Following minor clashes, the Maricopa Planning and Zoning Commission on a 5-1 vote Tuesday forwarded to City Council updates of city zoning code and licensing requirements on marijuana facilities.
The zoning-code text amendment updates definitions of the types of marijuana facilities permitted in the city, clarifies location distances, and adds requirements for security plans and odor control. If approved by the council, these would mark the first major changes to the code on marijuana facilities since 2021, when an emergency provision prohibited all recreational-only facilities from operating in Maricopa.
That effectively required anyone wishing to open a recreational marijuana facility to obtain dual licenses to include a medical marijuana dispensary.
Debate emerged on the P&Z panel Tuesday regarding distances that qualifying marijuana facilities – recreational pot — may operate from a list of locations, particularly schools. P&Z Vice Chair Bill Robertson moved to recommend the distance from schools be 1,000 feet instead of 500 feet, making it similar to city code for liquor licenses.
“I’m concerned that 500 feet from schools is simply not enough,” Robertson said.
Commissioner Jim Irving, long an advocate for schools, surprisingly voiced opposition during the discussion.
“Parents and school officials apparently don’t feel there’s an issue,” Irving said regarding the 500-foot limit. “We had a public hearing and not one person came down here to speak. If there had been 10 people here asking us to make it 1,000 feet, I would have supported jumping in and making it more restrictive.”
Planning and Zoning Manager Rick Williams said the distances remain the same as in the existing ordinance.
“We didn’t change any of the distance requirements from the previous document,” Williams said. “We just created a table and put them in it so it’s much easier to read.”
During the discussion, Robertson’s motion of recommending 1,000 feet from schools died for lack of a second.
Another motion to approve the updated measure as written deadlocked at 3-3 and therefore did not carry, with Robertson, Chair Ted Yocum and Commissioner Jim Hughes opposed. Commission member Rachel Leffal was absent.
After more discussion, a second vote was taken to send the amendment to City Council as written. That motion carried, 5-1, with Robertson opposed.
As for next steps, Williams said the information and concerns discussed during the meeting will be summarized and presented at the next City Council meeting on April 4. Ultimately, the decision to approve or deny the amendment will fall into the hands of the City Council.

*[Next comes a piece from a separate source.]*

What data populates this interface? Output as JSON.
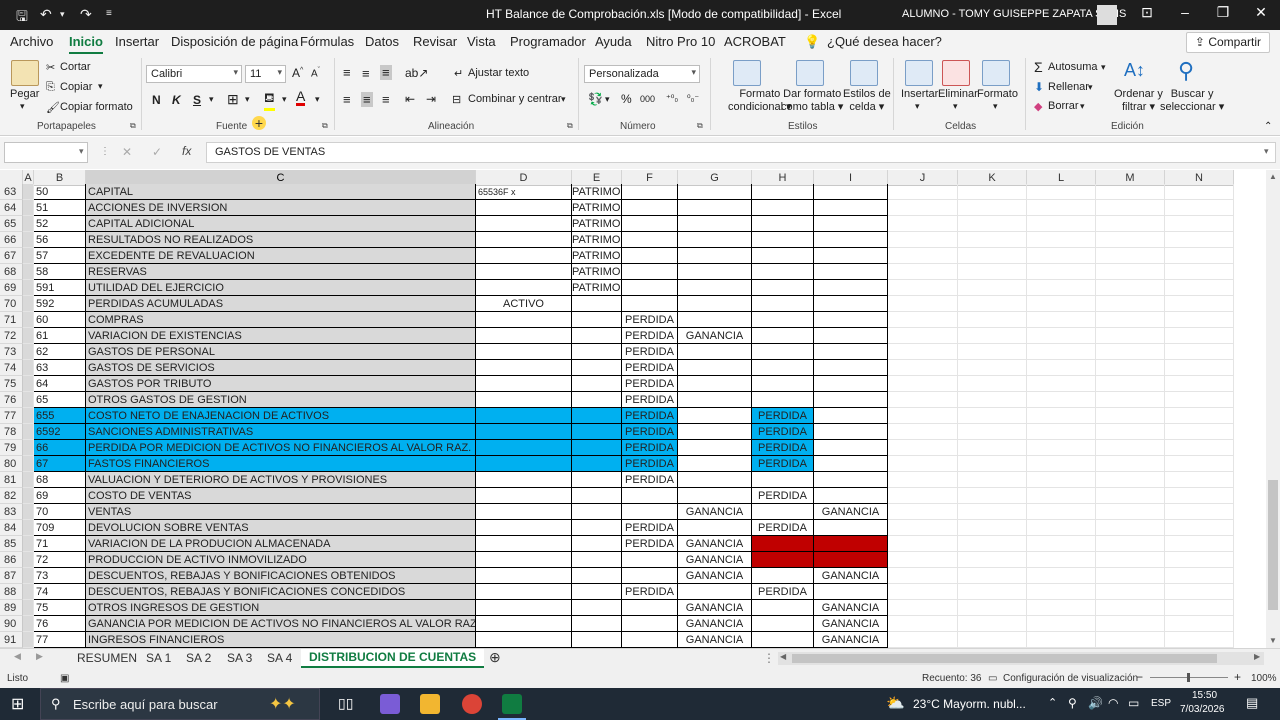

“It’s their decision,” Williams said.
Let’s hope that city council does the right thing and approves it. There’s NO REASON there shouldn’t be a dispensary in Maricopa.